Kid; not his vineyards beaten down with hail, and a deceitful farm; his plantations at one season blaming the rains, at another, the influence of the constellations parching the grounds, at another, the severe winters. The fishes perceive the seas contracted, by the vast foundations that have been laid in the deep: hither numerous undertakers with their men, and lords, disdainful of the land, send down mortar: but anxiety and the threats of conscience[1] ascend by the same way as the possessor; nor does gloomy care depart from the brazen-beaked galley, and she mounts behind the horseman. Since then nor Phrygian marble, nor the use of purple more dazzling than the sun, nor the Falernian vine, nor the Persian nard, composes a troubled mind, why should I set about a lofty edifice[2] with columns that excite envy, and in the modern taste? Why should I exchange my Sabine vale for wealth, which is attended with more trouble?


ODE II.

AGAINST THE DEGENERACY OF THE ROMAN YOUTH.
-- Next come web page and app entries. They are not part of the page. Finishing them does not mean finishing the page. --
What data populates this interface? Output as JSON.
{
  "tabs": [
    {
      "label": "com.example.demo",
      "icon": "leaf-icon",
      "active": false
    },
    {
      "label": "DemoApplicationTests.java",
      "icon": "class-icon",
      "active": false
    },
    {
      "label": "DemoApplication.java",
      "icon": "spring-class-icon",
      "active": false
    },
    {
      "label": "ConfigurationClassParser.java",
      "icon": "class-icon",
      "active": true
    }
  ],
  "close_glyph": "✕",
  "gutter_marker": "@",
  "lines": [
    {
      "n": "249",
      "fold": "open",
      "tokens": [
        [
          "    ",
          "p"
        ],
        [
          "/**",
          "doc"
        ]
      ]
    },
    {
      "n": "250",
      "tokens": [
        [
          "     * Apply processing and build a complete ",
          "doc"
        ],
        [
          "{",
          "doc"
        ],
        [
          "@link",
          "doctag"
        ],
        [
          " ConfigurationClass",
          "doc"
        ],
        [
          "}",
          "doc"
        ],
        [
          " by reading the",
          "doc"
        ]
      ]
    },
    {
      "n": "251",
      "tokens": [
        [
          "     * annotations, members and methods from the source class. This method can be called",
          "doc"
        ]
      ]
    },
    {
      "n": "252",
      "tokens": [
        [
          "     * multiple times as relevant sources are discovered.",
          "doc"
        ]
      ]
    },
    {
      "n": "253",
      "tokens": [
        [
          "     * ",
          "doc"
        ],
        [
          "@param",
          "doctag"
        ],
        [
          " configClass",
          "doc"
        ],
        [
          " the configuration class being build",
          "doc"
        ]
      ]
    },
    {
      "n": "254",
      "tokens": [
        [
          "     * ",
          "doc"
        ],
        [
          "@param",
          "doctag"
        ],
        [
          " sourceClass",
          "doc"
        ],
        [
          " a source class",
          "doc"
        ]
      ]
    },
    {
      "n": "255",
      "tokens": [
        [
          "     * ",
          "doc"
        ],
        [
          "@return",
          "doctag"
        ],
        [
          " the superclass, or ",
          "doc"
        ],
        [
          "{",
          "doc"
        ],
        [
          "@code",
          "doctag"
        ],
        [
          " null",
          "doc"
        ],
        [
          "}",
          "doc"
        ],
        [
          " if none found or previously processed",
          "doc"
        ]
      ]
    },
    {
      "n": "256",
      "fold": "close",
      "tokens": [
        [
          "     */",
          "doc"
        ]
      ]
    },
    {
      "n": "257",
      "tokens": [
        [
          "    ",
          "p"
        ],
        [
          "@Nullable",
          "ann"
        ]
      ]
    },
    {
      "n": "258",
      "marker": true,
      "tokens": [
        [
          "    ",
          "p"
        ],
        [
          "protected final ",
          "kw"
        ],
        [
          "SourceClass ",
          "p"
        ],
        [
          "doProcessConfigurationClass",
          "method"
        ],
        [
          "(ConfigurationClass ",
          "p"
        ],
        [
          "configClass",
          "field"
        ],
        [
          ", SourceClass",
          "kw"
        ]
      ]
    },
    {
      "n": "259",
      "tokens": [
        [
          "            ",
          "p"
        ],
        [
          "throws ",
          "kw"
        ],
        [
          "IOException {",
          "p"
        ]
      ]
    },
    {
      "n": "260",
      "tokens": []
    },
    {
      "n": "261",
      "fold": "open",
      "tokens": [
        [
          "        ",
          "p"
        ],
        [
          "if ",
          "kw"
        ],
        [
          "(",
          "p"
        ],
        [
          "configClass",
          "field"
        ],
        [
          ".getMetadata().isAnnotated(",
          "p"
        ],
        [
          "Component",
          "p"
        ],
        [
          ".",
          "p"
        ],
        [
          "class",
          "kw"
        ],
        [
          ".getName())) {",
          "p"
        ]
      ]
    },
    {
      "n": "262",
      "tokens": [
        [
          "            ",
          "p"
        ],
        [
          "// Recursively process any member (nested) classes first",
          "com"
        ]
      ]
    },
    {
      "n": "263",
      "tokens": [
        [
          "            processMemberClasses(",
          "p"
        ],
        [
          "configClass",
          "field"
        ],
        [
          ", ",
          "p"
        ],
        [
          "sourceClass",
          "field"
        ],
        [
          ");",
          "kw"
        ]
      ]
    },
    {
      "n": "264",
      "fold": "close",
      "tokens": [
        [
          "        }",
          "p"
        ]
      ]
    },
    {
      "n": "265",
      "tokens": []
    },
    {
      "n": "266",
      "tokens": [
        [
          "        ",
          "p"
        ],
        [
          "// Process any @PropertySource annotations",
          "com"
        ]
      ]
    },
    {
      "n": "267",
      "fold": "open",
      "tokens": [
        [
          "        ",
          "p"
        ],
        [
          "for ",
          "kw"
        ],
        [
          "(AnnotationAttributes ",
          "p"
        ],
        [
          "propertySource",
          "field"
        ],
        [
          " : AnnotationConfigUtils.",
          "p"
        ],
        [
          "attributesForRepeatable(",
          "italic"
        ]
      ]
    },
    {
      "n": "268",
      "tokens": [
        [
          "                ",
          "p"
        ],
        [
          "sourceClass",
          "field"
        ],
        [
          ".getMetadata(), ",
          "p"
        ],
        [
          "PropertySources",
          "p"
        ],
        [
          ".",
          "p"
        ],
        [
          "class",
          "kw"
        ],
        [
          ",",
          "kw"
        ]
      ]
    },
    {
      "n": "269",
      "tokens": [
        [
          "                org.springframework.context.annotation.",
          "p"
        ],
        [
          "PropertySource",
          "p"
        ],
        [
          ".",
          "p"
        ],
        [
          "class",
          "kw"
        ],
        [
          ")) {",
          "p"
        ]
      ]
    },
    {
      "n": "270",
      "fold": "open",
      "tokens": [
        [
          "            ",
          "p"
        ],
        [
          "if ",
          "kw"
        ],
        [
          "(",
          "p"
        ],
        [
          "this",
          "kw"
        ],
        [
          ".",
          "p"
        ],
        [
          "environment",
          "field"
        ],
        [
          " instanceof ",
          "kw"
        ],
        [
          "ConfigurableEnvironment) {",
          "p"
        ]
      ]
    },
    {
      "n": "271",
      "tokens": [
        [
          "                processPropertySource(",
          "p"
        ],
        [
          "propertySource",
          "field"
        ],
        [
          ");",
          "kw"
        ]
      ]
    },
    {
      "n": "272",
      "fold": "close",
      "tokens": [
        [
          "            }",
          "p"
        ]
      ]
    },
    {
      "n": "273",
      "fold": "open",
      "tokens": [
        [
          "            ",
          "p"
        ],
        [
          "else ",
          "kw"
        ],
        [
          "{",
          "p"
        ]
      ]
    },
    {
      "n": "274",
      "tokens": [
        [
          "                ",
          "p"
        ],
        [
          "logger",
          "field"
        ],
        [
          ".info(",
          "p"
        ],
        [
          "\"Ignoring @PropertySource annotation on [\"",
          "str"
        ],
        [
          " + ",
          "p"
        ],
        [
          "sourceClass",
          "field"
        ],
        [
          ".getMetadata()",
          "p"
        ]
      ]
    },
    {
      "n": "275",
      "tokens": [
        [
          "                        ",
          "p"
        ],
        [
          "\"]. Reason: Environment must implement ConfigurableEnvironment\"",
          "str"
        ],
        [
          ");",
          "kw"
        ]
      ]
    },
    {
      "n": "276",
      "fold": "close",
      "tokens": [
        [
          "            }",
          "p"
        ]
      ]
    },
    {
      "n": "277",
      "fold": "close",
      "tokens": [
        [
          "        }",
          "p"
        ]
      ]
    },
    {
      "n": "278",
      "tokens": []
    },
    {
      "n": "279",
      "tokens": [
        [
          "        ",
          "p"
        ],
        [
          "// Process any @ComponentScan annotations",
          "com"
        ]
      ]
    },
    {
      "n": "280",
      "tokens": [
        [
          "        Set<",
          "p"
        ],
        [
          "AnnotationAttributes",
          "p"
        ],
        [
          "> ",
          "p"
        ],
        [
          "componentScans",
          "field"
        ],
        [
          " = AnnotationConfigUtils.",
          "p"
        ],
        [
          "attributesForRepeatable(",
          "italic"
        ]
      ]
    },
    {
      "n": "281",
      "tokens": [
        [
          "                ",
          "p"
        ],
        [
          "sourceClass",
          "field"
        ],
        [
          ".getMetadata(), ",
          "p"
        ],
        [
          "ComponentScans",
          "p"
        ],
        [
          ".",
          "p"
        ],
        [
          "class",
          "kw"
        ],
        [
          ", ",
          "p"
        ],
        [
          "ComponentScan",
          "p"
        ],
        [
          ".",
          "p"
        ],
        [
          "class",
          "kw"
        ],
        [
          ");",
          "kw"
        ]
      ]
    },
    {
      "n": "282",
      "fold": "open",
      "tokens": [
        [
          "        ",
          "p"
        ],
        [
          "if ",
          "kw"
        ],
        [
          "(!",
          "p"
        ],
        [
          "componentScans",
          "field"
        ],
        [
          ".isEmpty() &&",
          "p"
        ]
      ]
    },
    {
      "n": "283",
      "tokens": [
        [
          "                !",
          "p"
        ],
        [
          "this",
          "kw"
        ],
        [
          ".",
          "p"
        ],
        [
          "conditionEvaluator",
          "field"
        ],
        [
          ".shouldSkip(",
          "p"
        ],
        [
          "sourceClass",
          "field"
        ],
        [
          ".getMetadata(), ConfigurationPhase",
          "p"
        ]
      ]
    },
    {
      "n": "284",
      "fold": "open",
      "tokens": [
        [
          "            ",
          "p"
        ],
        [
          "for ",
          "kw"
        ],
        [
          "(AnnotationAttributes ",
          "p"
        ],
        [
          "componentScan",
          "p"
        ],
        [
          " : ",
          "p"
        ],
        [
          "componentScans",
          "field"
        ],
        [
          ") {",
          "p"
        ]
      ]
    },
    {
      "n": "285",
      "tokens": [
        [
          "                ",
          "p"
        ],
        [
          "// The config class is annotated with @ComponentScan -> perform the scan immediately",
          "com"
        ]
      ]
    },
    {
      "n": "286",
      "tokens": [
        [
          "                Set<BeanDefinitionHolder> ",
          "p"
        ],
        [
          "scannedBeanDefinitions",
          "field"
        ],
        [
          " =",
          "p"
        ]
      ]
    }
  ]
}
Let the robust youth learn patiently[3] to endure pinching want in the active exercise of arms; and as an expert horseman, dreadful for his spear, let him harass the fierce Parthians; and let him lead a life exposed to the open air, and familiar with dangers. Him, the consort and marriageable virgin-daughter of some warring tyrant, viewing from the hostile walls, may sigh—Alas! let not the affianced prince, inexperienced as he is in arms, provoke by a touch this terrible lion, whom bloody rage hurries through the midst of slaughter. It is sweet and glorious to die for one’s country; death even pursues the man that flies from him; nor does he spare the trembling knees of effeminate youth, nor the coward back. Virtue, unknowing of base repulse, shines with immaculate honors; nor does she assume nor lay aside the ensigns of

  1. Minæ, "internæ propter facinora commissa." Orelli.
  2. Atrium was properly a great hall in which the Romans placed the statues of their ancestors, received their clients, and performed all their domestic duties. It is here used for the whole dwelling. Ed. Dublin.
  3. Amice, i. e. "with a mind well-disposed toward toil," and hence, "patiently, willingly." Orelli.